Once again Husted is playing the voter suppression card, this time at the eleventh hour, in a controversial new directive concerning provisional ballots. In an order to election officials on Friday night, Husted shifted the burden of correctly filling out a provisional ballot from the poll worker to the voter, specifically pertaining to the recording of a voter’s form of ID, which was previously the poll worker’s responsibility. Any provisional ballot with incorrect information will not be counted, Husted maintains. This seemingly innocuous change has the potential to impact the counting of thousands of votes in Ohio and could swing the election in this closely contested battleground.
[provisional ballot image courtesy of Think Progress]
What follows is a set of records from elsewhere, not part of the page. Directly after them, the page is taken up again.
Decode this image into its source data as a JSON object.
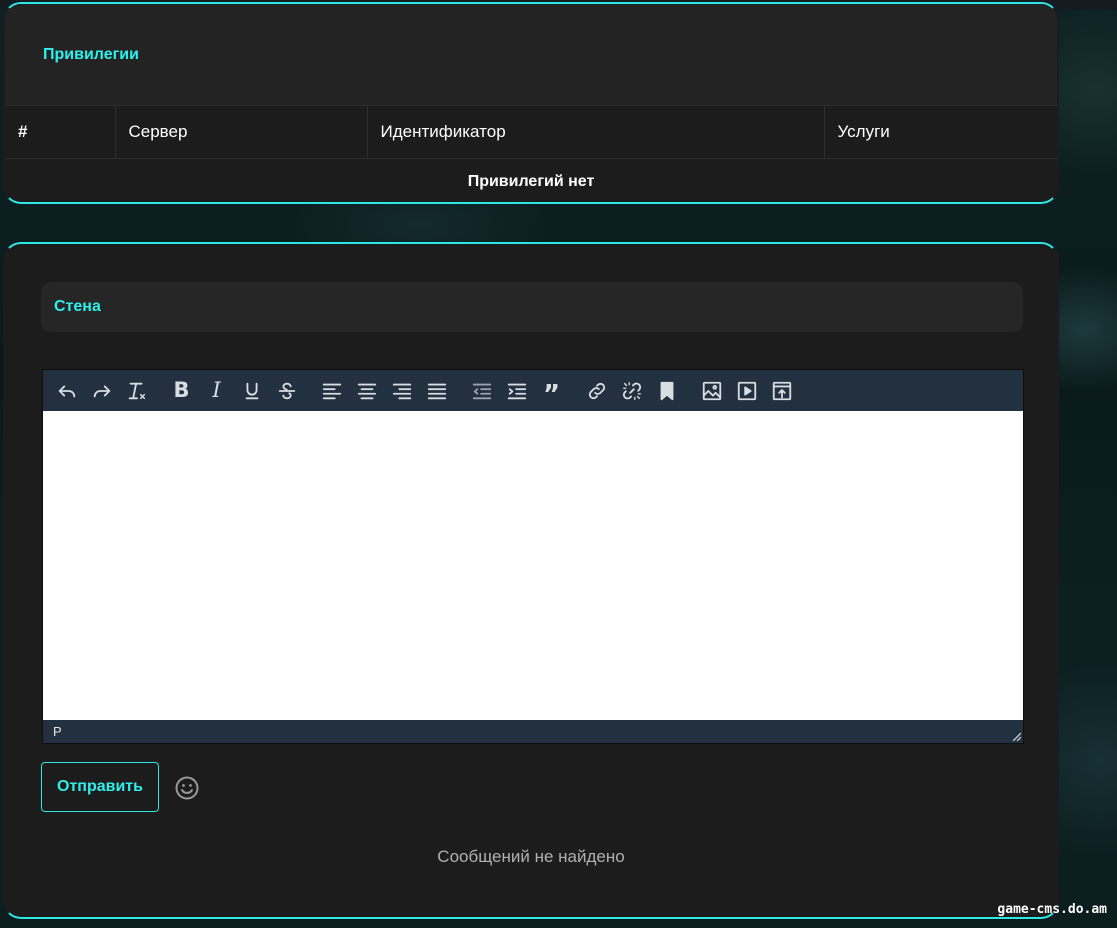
{
  "privileges": {
    "title": "Привилегии",
    "columns": [
      "#",
      "Сервер",
      "Идентификатор",
      "Услуги"
    ],
    "empty_text": "Привилегий нет"
  },
  "wall": {
    "title": "Стена",
    "toolbar_icons": [
      "undo-icon",
      "redo-icon",
      "clear-format-icon",
      "bold-icon",
      "italic-icon",
      "underline-icon",
      "strikethrough-icon",
      "align-left-icon",
      "align-center-icon",
      "align-right-icon",
      "align-justify-icon",
      "outdent-icon",
      "indent-icon",
      "blockquote-icon",
      "link-icon",
      "unlink-icon",
      "bookmark-icon",
      "image-icon",
      "media-icon",
      "upload-icon"
    ],
    "status_path": "P",
    "send_label": "Отправить",
    "empty_text": "Сообщений не найдено"
  },
  "watermark": "game-cms.do.am",
  "colors": {
    "accent": "#2ee6e6",
    "card_bg": "#1c1c1c",
    "editor_toolbar": "#22303f"
  }
}
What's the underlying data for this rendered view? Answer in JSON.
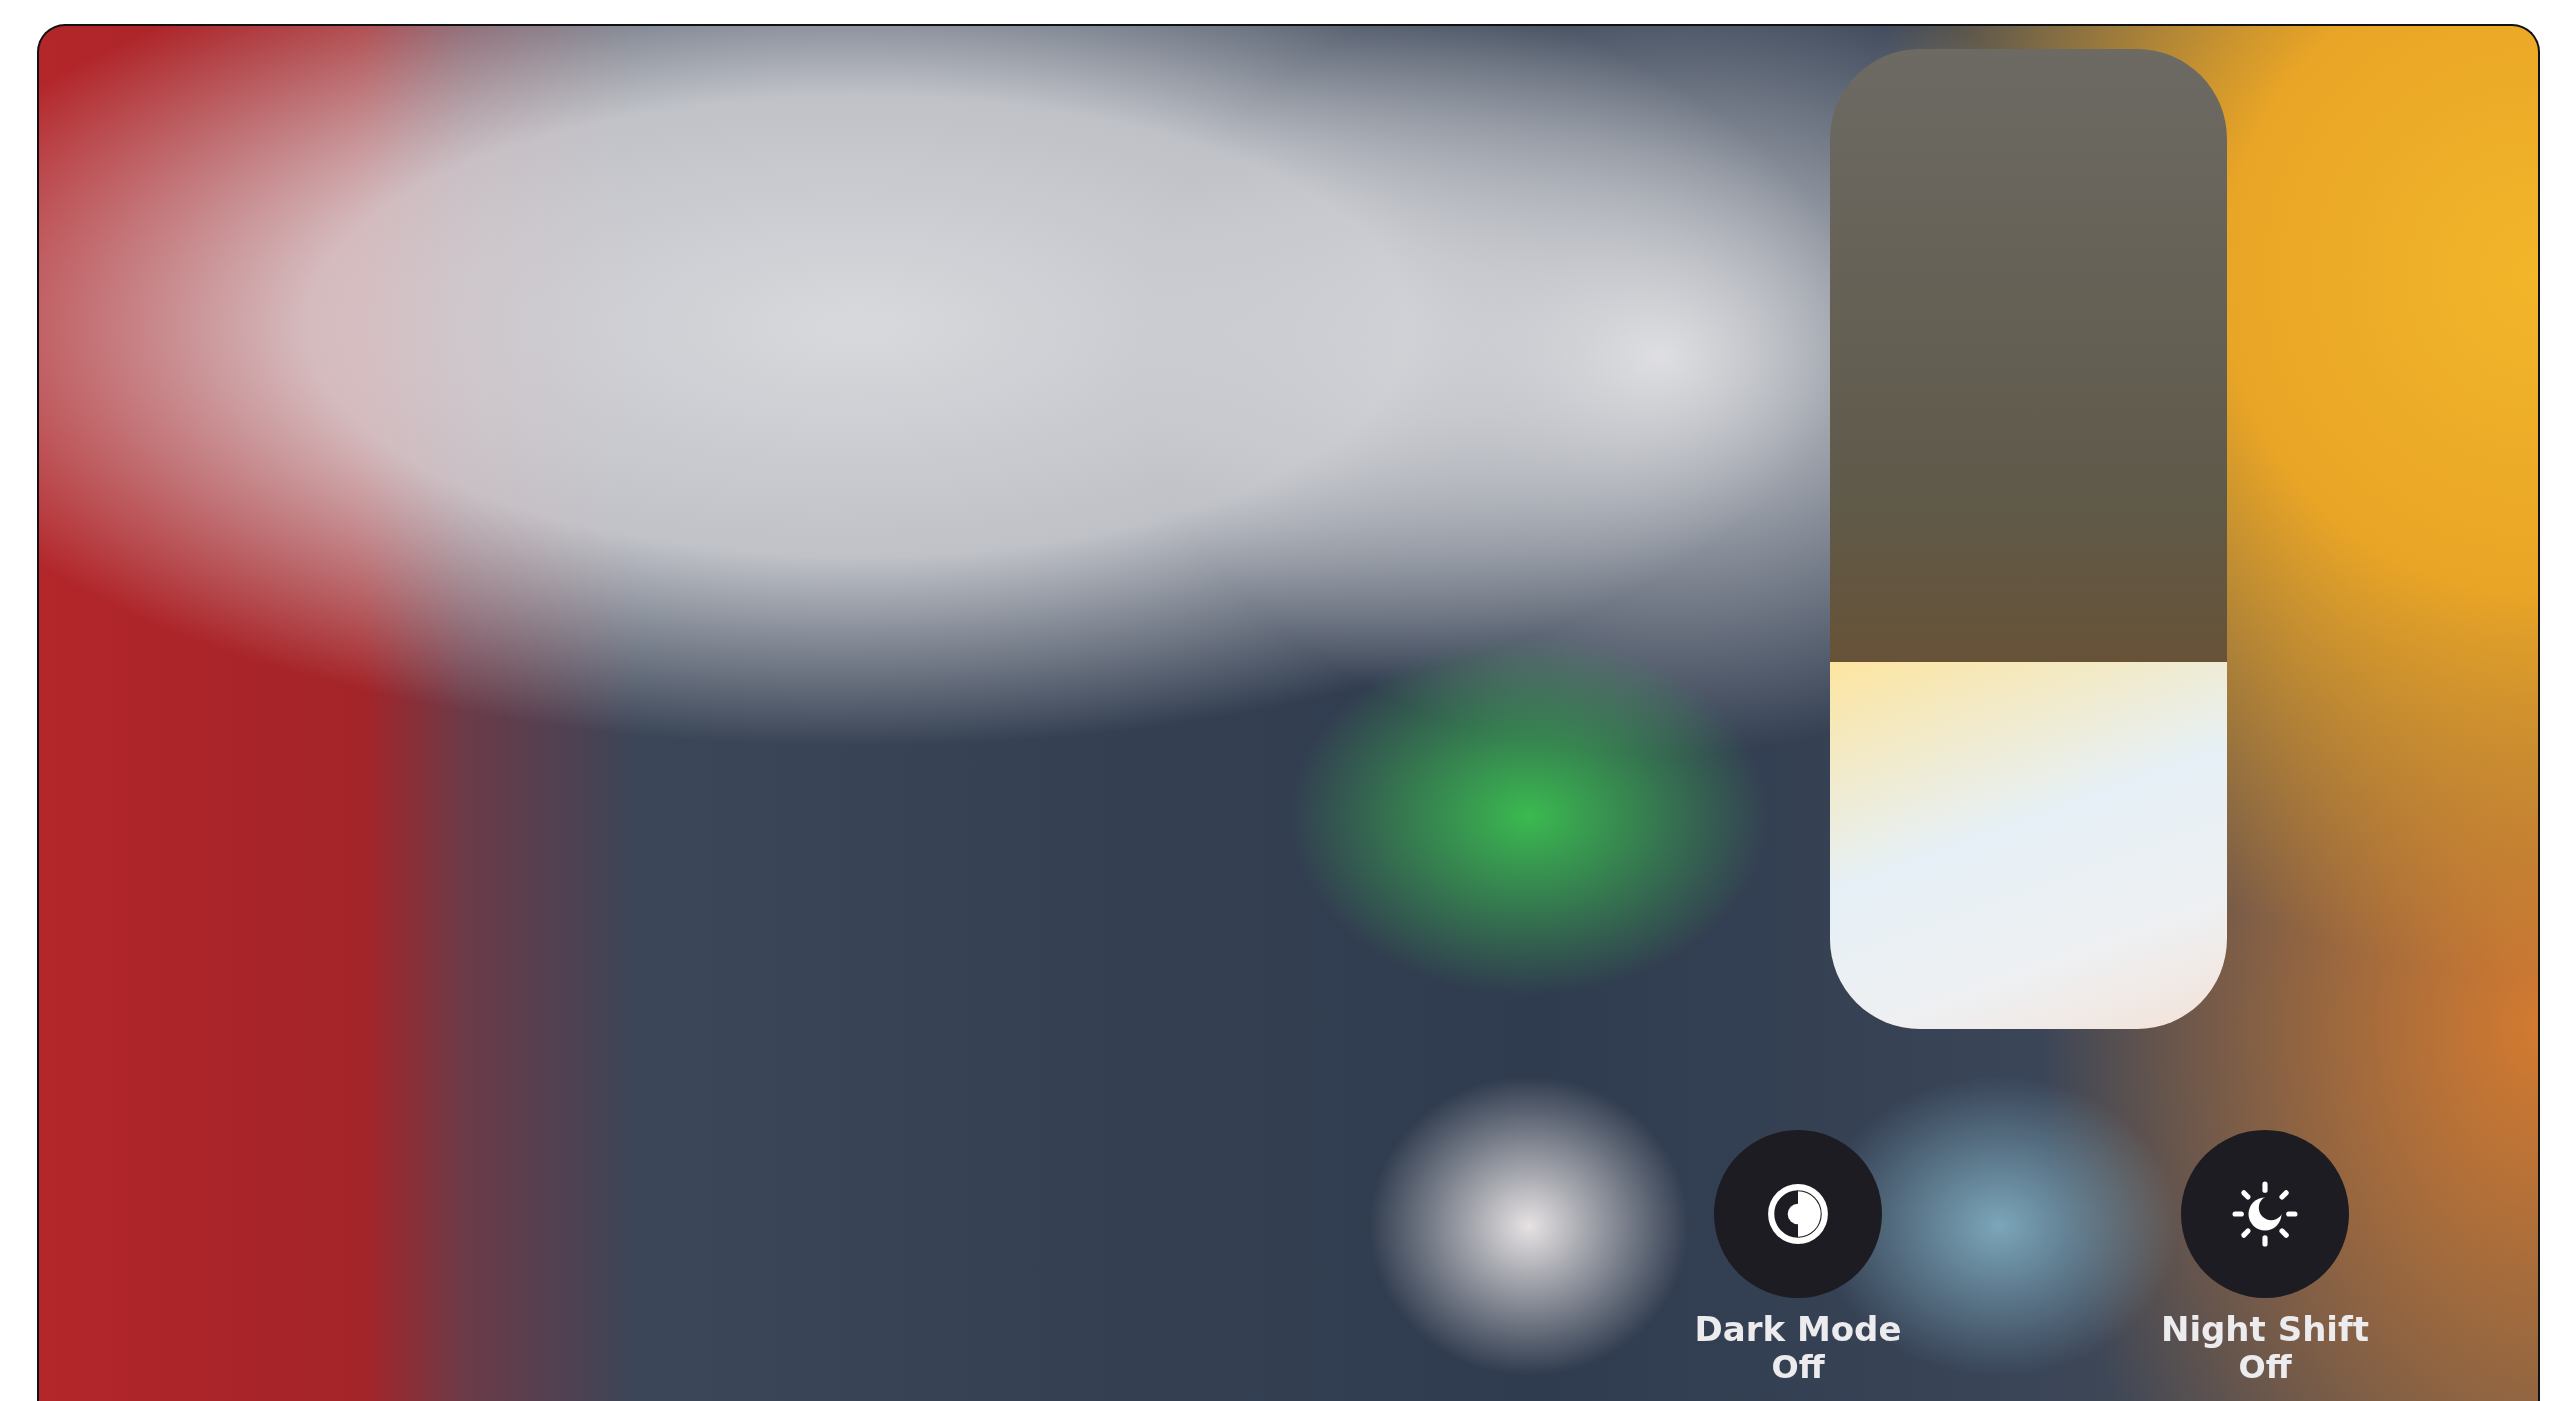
{
  "brightness": {
    "level": 0.375
  },
  "toggles": [
    {
      "kind": "dark_mode",
      "label": "Dark Mode",
      "status": "Off",
      "on": false
    },
    {
      "kind": "night_shift",
      "label": "Night Shift",
      "status": "Off",
      "on": false
    }
  ]
}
“Our secretary of state has created a situation, here in Ohio, where he will invalidate thousands and thousands of people’s votes,” Brian Rothenberg, executive director of ProgessOhio, said during a press conference at the board of elections in Cuyahoga County yesterday in downtown Cleveland. Added State Senator Nina Turner: “‘SoS’ used to stand for ‘secretary of state.’ But under the leadership of Jon Husted, ‘SoS’ stands for ‘secretary of suppression.’ ”
In 2008, 40,000 of the 207,000 provisional ballots cast in Ohio were rejected. The majority of the state’s provisional ballots were cast in Ohio’s five largest counties, which are strongly Democratic. Moreover, provisional ballots are more likely to be cast by poorer and more transient residents of the state, who are also less likely to vote Republican.
The number of discarded provisional ballots could rise significantly due to Husted’s directive. It’s also very likely that more provisional ballots will be cast in 2012 than in 2008, thanks to a wave of new voting restrictions in Ohio and nationwide. The Associated Press reported that 31 percent of the 2.1 million provisional ballots cast nationwide in 2008 were not counted, and called provisional ballots the “hanging chads of 2012."
A series of missteps by the secretary of state and new rulings by the courts have increased the use of provisional ballots and could delay the outcome of the election and the legitimacy of the final vote.